_WHAT THE TASK ASKS_: Copy every entry below exactly as it appears, leaving out the images.

========================================================================

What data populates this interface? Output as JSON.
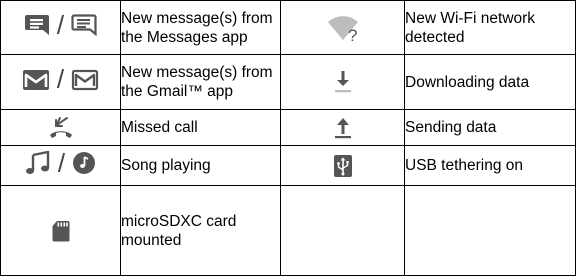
{
  "separator": "/",
  "colors": {
    "icon_gray": "#555555",
    "text": "#000000",
    "border": "#000000"
  },
  "rows": [
    {
      "left": {
        "icons": [
          "messages-icon",
          "messages-outline-icon"
        ],
        "text": "New message(s) from the Messages app"
      },
      "right": {
        "icons": [
          "wifi-question-icon"
        ],
        "text": "New Wi-Fi network detected"
      }
    },
    {
      "left": {
        "icons": [
          "gmail-icon",
          "gmail-outline-icon"
        ],
        "text": "New message(s) from the Gmail™ app"
      },
      "right": {
        "icons": [
          "download-icon"
        ],
        "text": "Downloading data"
      }
    },
    {
      "left": {
        "icons": [
          "missed-call-icon"
        ],
        "text": "Missed call"
      },
      "right": {
        "icons": [
          "upload-icon"
        ],
        "text": "Sending data"
      }
    },
    {
      "left": {
        "icons": [
          "music-note-icon",
          "music-disc-icon"
        ],
        "text": "Song playing"
      },
      "right": {
        "icons": [
          "usb-tether-icon"
        ],
        "text": "USB tethering on"
      }
    },
    {
      "left": {
        "icons": [
          "sd-card-icon"
        ],
        "text": "microSDXC card mounted"
      },
      "right": {
        "icons": [],
        "text": ""
      }
    }
  ]
}
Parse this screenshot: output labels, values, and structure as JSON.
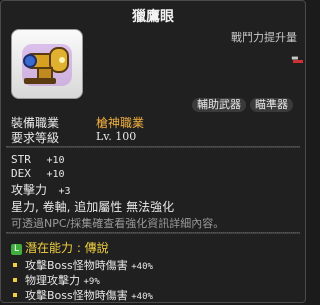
{
  "item": {
    "name": "獵鷹眼",
    "power_label": "戰鬥力提升量",
    "power_value": "-",
    "tags": [
      "輔助武器",
      "瞄準器"
    ]
  },
  "requirements": {
    "job_label": "裝備職業",
    "job_value": "槍神職業",
    "level_label": "要求等級",
    "level_value": "Lv. 100"
  },
  "stats": [
    {
      "name": "STR",
      "value": "+10"
    },
    {
      "name": "DEX",
      "value": "+10"
    },
    {
      "name": "攻擊力",
      "value": "+3"
    }
  ],
  "properties": "星力, 卷軸, 追加屬性 無法強化",
  "note": "可透過NPC/採集確查看強化資訊詳細內容。",
  "potential": {
    "icon": "L",
    "header": "潛在能力 : 傳說",
    "lines": [
      {
        "text": "攻擊Boss怪物時傷害",
        "value": "+40%"
      },
      {
        "text": "物理攻擊力",
        "value": "+9%"
      },
      {
        "text": "攻擊Boss怪物時傷害",
        "value": "+40%"
      }
    ]
  },
  "colors": {
    "job_value": "#f2b040",
    "potential_header": "#f0d040",
    "potential_icon": "#3fae3f"
  }
}
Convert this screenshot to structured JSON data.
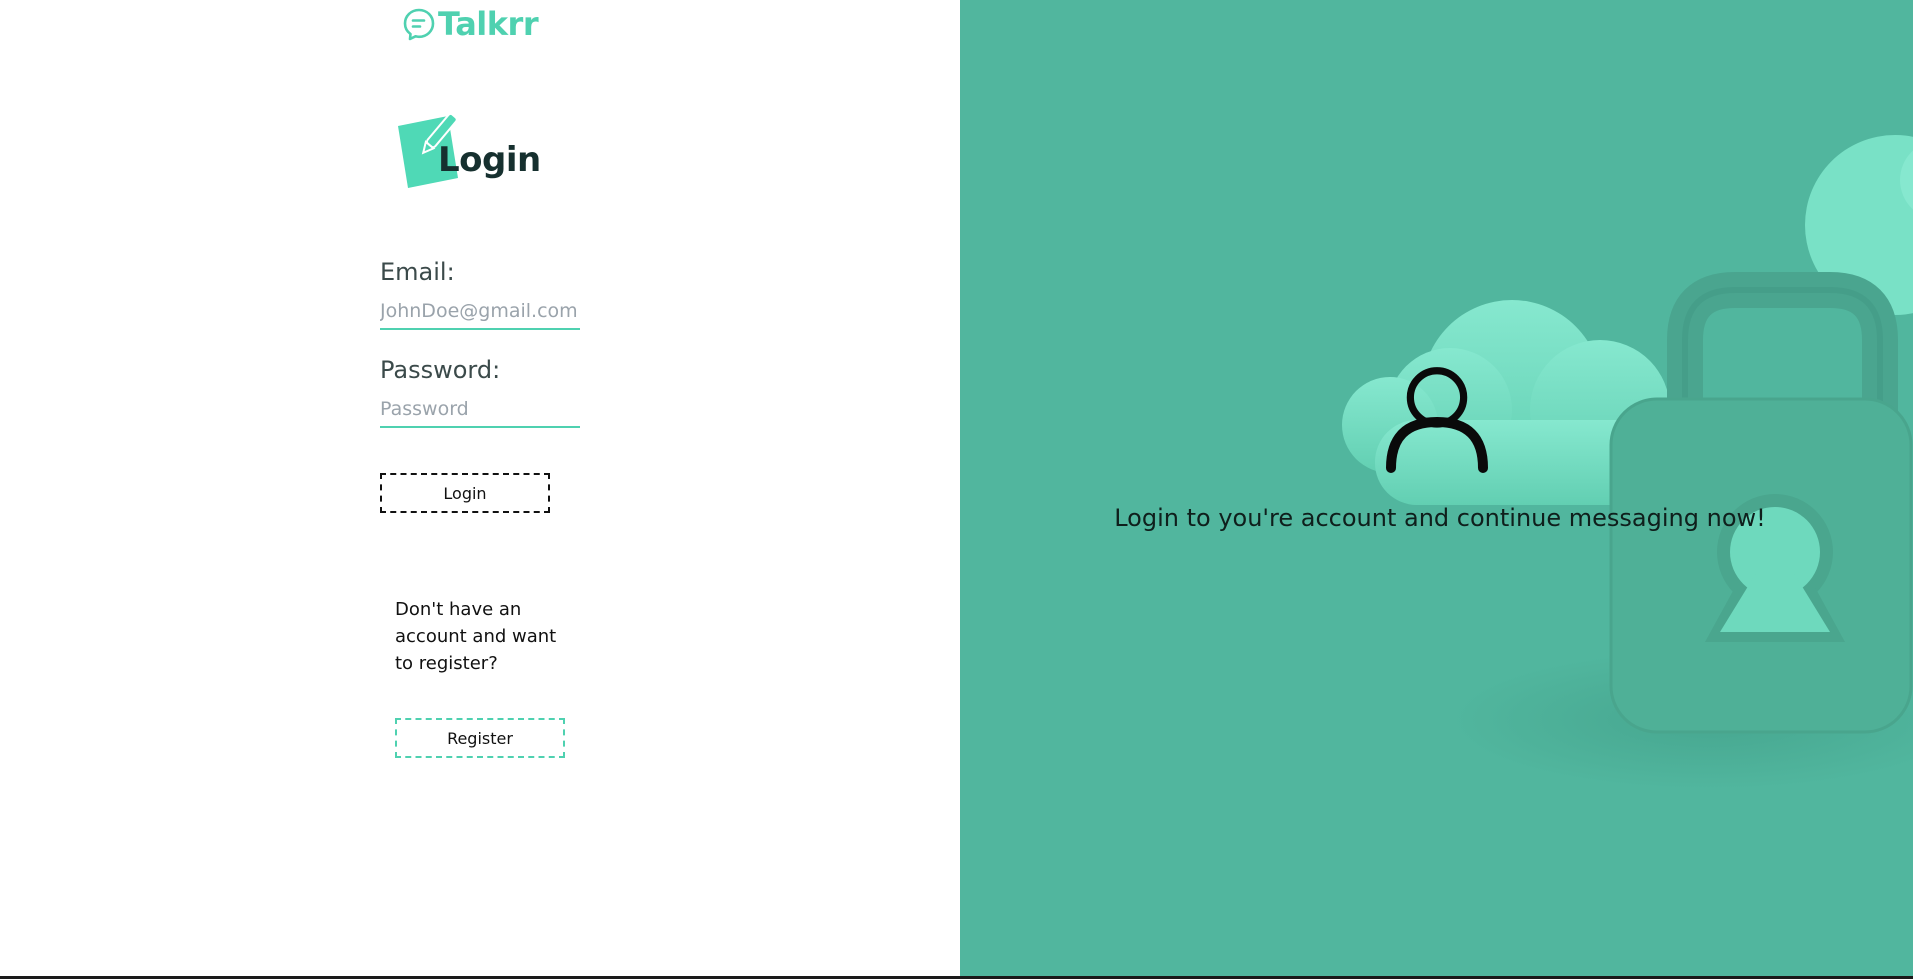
{
  "brand": {
    "name": "Talkrr",
    "icon": "chat-bubble-icon",
    "color": "#4fd1b0"
  },
  "login_form": {
    "title": "Login",
    "title_icon": "note-pencil-icon",
    "email": {
      "label": "Email:",
      "value": "",
      "placeholder": "JohnDoe@gmail.com"
    },
    "password": {
      "label": "Password:",
      "value": "",
      "placeholder": "Password"
    },
    "login_button_label": "Login"
  },
  "register": {
    "prompt": "Don't have an account and want to register?",
    "button_label": "Register"
  },
  "hero": {
    "icon": "user-icon",
    "tagline": "Login to you're account and continue messaging now!",
    "background_color": "#51b69e",
    "illustration": "cloud-and-padlock"
  }
}
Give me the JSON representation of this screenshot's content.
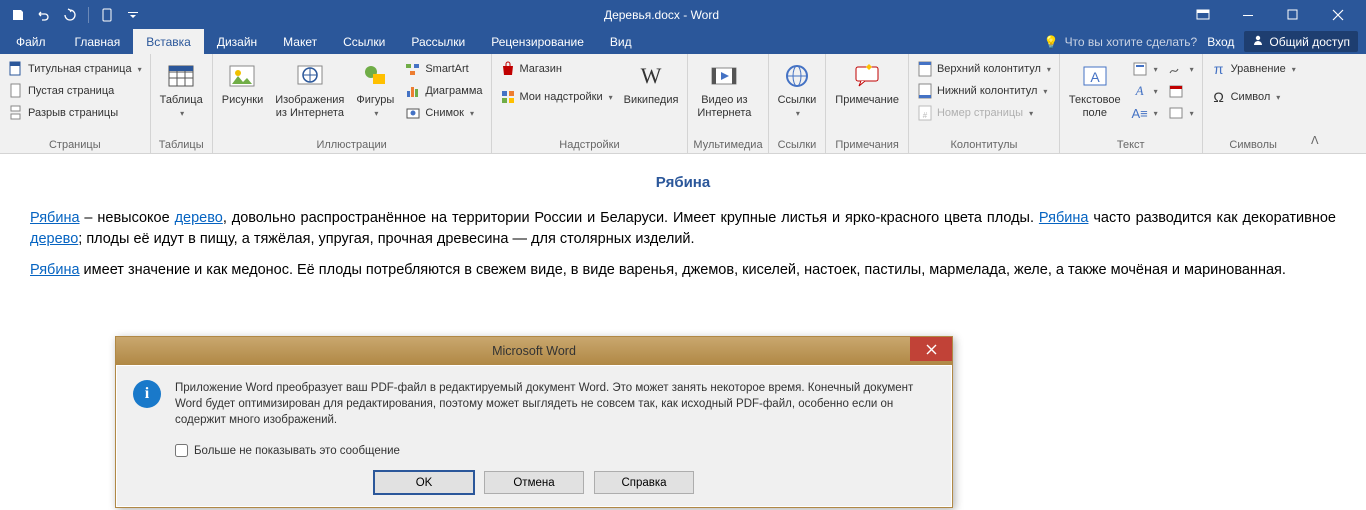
{
  "title": "Деревья.docx - Word",
  "tabs": {
    "file": "Файл",
    "home": "Главная",
    "insert": "Вставка",
    "design": "Дизайн",
    "layout": "Макет",
    "references": "Ссылки",
    "mailings": "Рассылки",
    "review": "Рецензирование",
    "view": "Вид"
  },
  "tellme": "Что вы хотите сделать?",
  "login": "Вход",
  "share": "Общий доступ",
  "ribbon": {
    "pages": {
      "label": "Страницы",
      "cover": "Титульная страница",
      "blank": "Пустая страница",
      "break": "Разрыв страницы"
    },
    "tables": {
      "label": "Таблицы",
      "table": "Таблица"
    },
    "illus": {
      "label": "Иллюстрации",
      "pictures": "Рисунки",
      "online": "Изображения\nиз Интернета",
      "shapes": "Фигуры",
      "smartart": "SmartArt",
      "chart": "Диаграмма",
      "screenshot": "Снимок"
    },
    "addins": {
      "label": "Надстройки",
      "store": "Магазин",
      "myaddins": "Мои надстройки",
      "wiki": "Википедия"
    },
    "media": {
      "label": "Мультимедиа",
      "video": "Видео из\nИнтернета"
    },
    "links": {
      "label": "Ссылки",
      "btn": "Ссылки"
    },
    "comments": {
      "label": "Примечания",
      "btn": "Примечание"
    },
    "headers": {
      "label": "Колонтитулы",
      "header": "Верхний колонтитул",
      "footer": "Нижний колонтитул",
      "pagenum": "Номер страницы"
    },
    "text": {
      "label": "Текст",
      "textbox": "Текстовое\nполе"
    },
    "symbols": {
      "label": "Символы",
      "equation": "Уравнение",
      "symbol": "Символ"
    }
  },
  "doc": {
    "title": "Рябина",
    "link1": "Рябина",
    "p1a": " – невысокое ",
    "link2": "дерево",
    "p1b": ", довольно распространённое на территории России и Беларуси. Имеет крупные листья и ярко-красного цвета плоды. ",
    "link3": "Рябина",
    "p1c": " часто разводится как декоративное ",
    "link4": "дерево",
    "p1d": "; плоды её идут в пищу, а тяжёлая, упругая, прочная древесина — для столярных изделий.",
    "link5": "Рябина",
    "p2": " имеет значение и как медонос. Её плоды потребляются в свежем виде, в виде варенья, джемов, киселей, настоек, пастилы, мармелада, желе, а также мочёная и маринованная."
  },
  "dlg": {
    "title": "Microsoft Word",
    "msg": "Приложение Word преобразует ваш PDF-файл в редактируемый документ Word. Это может занять некоторое время. Конечный документ Word будет оптимизирован для редактирования, поэтому может выглядеть не совсем так, как исходный PDF-файл, особенно если он содержит много изображений.",
    "chk": "Больше не показывать это сообщение",
    "ok": "OK",
    "cancel": "Отмена",
    "help": "Справка"
  }
}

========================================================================

_OUTPUT FOR THIS TASK_:
What data populates this interface? Output as JSON.
{
  "separator": "/",
  "colors": {
    "icon_gray": "#555555",
    "text": "#000000",
    "border": "#000000"
  },
  "rows": [
    {
      "left": {
        "icons": [
          "messages-icon",
          "messages-outline-icon"
        ],
        "text": "New message(s) from the Messages app"
      },
      "right": {
        "icons": [
          "wifi-question-icon"
        ],
        "text": "New Wi-Fi network detected"
      }
    },
    {
      "left": {
        "icons": [
          "gmail-icon",
          "gmail-outline-icon"
        ],
        "text": "New message(s) from the Gmail™ app"
      },
      "right": {
        "icons": [
          "download-icon"
        ],
        "text": "Downloading data"
      }
    },
    {
      "left": {
        "icons": [
          "missed-call-icon"
        ],
        "text": "Missed call"
      },
      "right": {
        "icons": [
          "upload-icon"
        ],
        "text": "Sending data"
      }
    },
    {
      "left": {
        "icons": [
          "music-note-icon",
          "music-disc-icon"
        ],
        "text": "Song playing"
      },
      "right": {
        "icons": [
          "usb-tether-icon"
        ],
        "text": "USB tethering on"
      }
    },
    {
      "left": {
        "icons": [
          "sd-card-icon"
        ],
        "text": "microSDXC card mounted"
      },
      "right": {
        "icons": [],
        "text": ""
      }
    }
  ]
}
Parse this screenshot: output labels, values, and structure as JSON.
{
  "item": {
    "name": "獵鷹眼",
    "power_label": "戰鬥力提升量",
    "power_value": "-",
    "tags": [
      "輔助武器",
      "瞄準器"
    ]
  },
  "requirements": {
    "job_label": "裝備職業",
    "job_value": "槍神職業",
    "level_label": "要求等級",
    "level_value": "Lv. 100"
  },
  "stats": [
    {
      "name": "STR",
      "value": "+10"
    },
    {
      "name": "DEX",
      "value": "+10"
    },
    {
      "name": "攻擊力",
      "value": "+3"
    }
  ],
  "properties": "星力, 卷軸, 追加屬性 無法強化",
  "note": "可透過NPC/採集確查看強化資訊詳細內容。",
  "potential": {
    "icon": "L",
    "header": "潛在能力 : 傳說",
    "lines": [
      {
        "text": "攻擊Boss怪物時傷害",
        "value": "+40%"
      },
      {
        "text": "物理攻擊力",
        "value": "+9%"
      },
      {
        "text": "攻擊Boss怪物時傷害",
        "value": "+40%"
      }
    ]
  },
  "colors": {
    "job_value": "#f2b040",
    "potential_header": "#f0d040",
    "potential_icon": "#3fae3f"
  }
}
Convert this screenshot to structured JSON data.
{
  "brand": {
    "name": "Talkrr",
    "icon": "chat-bubble-icon",
    "color": "#4fd1b0"
  },
  "login_form": {
    "title": "Login",
    "title_icon": "note-pencil-icon",
    "email": {
      "label": "Email:",
      "value": "",
      "placeholder": "JohnDoe@gmail.com"
    },
    "password": {
      "label": "Password:",
      "value": "",
      "placeholder": "Password"
    },
    "login_button_label": "Login"
  },
  "register": {
    "prompt": "Don't have an account and want to register?",
    "button_label": "Register"
  },
  "hero": {
    "icon": "user-icon",
    "tagline": "Login to you're account and continue messaging now!",
    "background_color": "#51b69e",
    "illustration": "cloud-and-padlock"
  }
}
Give me the JSON representation of this screenshot's content.
{
  "title": "Деревья.docx - Word",
  "tabs": {
    "file": "Файл",
    "home": "Главная",
    "insert": "Вставка",
    "design": "Дизайн",
    "layout": "Макет",
    "references": "Ссылки",
    "mailings": "Рассылки",
    "review": "Рецензирование",
    "view": "Вид"
  },
  "tellme": "Что вы хотите сделать?",
  "login": "Вход",
  "share": "Общий доступ",
  "ribbon": {
    "pages": {
      "label": "Страницы",
      "cover": "Титульная страница",
      "blank": "Пустая страница",
      "break": "Разрыв страницы"
    },
    "tables": {
      "label": "Таблицы",
      "table": "Таблица"
    },
    "illus": {
      "label": "Иллюстрации",
      "pictures": "Рисунки",
      "online": "Изображения\nиз Интернета",
      "shapes": "Фигуры",
      "smartart": "SmartArt",
      "chart": "Диаграмма",
      "screenshot": "Снимок"
    },
    "addins": {
      "label": "Надстройки",
      "store": "Магазин",
      "myaddins": "Мои надстройки",
      "wiki": "Википедия"
    },
    "media": {
      "label": "Мультимедиа",
      "video": "Видео из\nИнтернета"
    },
    "links": {
      "label": "Ссылки",
      "btn": "Ссылки"
    },
    "comments": {
      "label": "Примечания",
      "btn": "Примечание"
    },
    "headers": {
      "label": "Колонтитулы",
      "header": "Верхний колонтитул",
      "footer": "Нижний колонтитул",
      "pagenum": "Номер страницы"
    },
    "text": {
      "label": "Текст",
      "textbox": "Текстовое\nполе"
    },
    "symbols": {
      "label": "Символы",
      "equation": "Уравнение",
      "symbol": "Символ"
    }
  },
  "doc": {
    "title": "Рябина",
    "link1": "Рябина",
    "p1a": " – невысокое ",
    "link2": "дерево",
    "p1b": ", довольно распространённое на территории России и Беларуси. Имеет крупные листья и ярко-красного цвета плоды. ",
    "link3": "Рябина",
    "p1c": " часто разводится как декоративное ",
    "link4": "дерево",
    "p1d": "; плоды её идут в пищу, а тяжёлая, упругая, прочная древесина — для столярных изделий.",
    "link5": "Рябина",
    "p2": " имеет значение и как медонос. Её плоды потребляются в свежем виде, в виде варенья, джемов, киселей, настоек, пастилы, мармелада, желе, а также мочёная и маринованная."
  },
  "dlg": {
    "title": "Microsoft Word",
    "msg": "Приложение Word преобразует ваш PDF-файл в редактируемый документ Word. Это может занять некоторое время. Конечный документ Word будет оптимизирован для редактирования, поэтому может выглядеть не совсем так, как исходный PDF-файл, особенно если он содержит много изображений.",
    "chk": "Больше не показывать это сообщение",
    "ok": "OK",
    "cancel": "Отмена",
    "help": "Справка"
  }
}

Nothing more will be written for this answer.